Problem to work on: What follows is a set of records; repeat all of them exactly.

Dataset records:

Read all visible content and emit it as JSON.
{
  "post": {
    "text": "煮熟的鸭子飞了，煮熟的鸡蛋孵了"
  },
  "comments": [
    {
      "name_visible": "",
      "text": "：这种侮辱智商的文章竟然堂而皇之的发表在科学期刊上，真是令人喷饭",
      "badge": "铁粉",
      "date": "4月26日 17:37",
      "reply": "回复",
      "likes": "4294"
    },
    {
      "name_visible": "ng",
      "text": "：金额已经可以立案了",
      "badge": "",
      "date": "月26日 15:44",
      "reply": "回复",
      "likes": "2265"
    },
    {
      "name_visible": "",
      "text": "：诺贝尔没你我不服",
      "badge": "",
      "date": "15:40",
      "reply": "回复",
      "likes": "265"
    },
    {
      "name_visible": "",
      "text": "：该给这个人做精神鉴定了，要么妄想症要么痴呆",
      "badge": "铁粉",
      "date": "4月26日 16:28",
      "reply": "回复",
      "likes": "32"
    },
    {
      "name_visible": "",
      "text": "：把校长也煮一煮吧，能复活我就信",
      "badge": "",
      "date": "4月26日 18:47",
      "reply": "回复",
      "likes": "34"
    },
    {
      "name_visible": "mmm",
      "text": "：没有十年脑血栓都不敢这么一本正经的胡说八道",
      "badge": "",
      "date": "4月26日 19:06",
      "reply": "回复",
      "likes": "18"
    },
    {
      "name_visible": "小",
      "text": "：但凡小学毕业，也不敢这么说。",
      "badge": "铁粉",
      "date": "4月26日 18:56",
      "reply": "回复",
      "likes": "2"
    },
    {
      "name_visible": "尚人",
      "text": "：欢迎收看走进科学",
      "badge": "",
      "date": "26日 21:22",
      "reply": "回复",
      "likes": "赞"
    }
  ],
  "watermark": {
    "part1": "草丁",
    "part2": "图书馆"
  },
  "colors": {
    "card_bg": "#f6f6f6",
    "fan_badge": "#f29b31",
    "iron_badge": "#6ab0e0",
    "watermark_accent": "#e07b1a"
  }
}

Task answer:
Read all visible content and emit it as JSON.
{
  "post": {
    "text": "煮熟的鸭子飞了，煮熟的鸡蛋孵了"
  },
  "comments": [
    {
      "name_visible": "",
      "text": "：这种侮辱智商的文章竟然堂而皇之的发表在科学期刊上，真是令人喷饭",
      "badge": "铁粉",
      "date": "4月26日 17:37",
      "reply": "回复",
      "likes": "4294"
    },
    {
      "name_visible": "ng",
      "text": "：金额已经可以立案了",
      "badge": "",
      "date": "月26日 15:44",
      "reply": "回复",
      "likes": "2265"
    },
    {
      "name_visible": "",
      "text": "：诺贝尔没你我不服",
      "badge": "",
      "date": "15:40",
      "reply": "回复",
      "likes": "265"
    },
    {
      "name_visible": "",
      "text": "：该给这个人做精神鉴定了，要么妄想症要么痴呆",
      "badge": "铁粉",
      "date": "4月26日 16:28",
      "reply": "回复",
      "likes": "32"
    },
    {
      "name_visible": "",
      "text": "：把校长也煮一煮吧，能复活我就信",
      "badge": "",
      "date": "4月26日 18:47",
      "reply": "回复",
      "likes": "34"
    },
    {
      "name_visible": "mmm",
      "text": "：没有十年脑血栓都不敢这么一本正经的胡说八道",
      "badge": "",
      "date": "4月26日 19:06",
      "reply": "回复",
      "likes": "18"
    },
    {
      "name_visible": "小",
      "text": "：但凡小学毕业，也不敢这么说。",
      "badge": "铁粉",
      "date": "4月26日 18:56",
      "reply": "回复",
      "likes": "2"
    },
    {
      "name_visible": "尚人",
      "text": "：欢迎收看走进科学",
      "badge": "",
      "date": "26日 21:22",
      "reply": "回复",
      "likes": "赞"
    }
  ],
  "watermark": {
    "part1": "草丁",
    "part2": "图书馆"
  },
  "colors": {
    "card_bg": "#f6f6f6",
    "fan_badge": "#f29b31",
    "iron_badge": "#6ab0e0",
    "watermark_accent": "#e07b1a"
  }
}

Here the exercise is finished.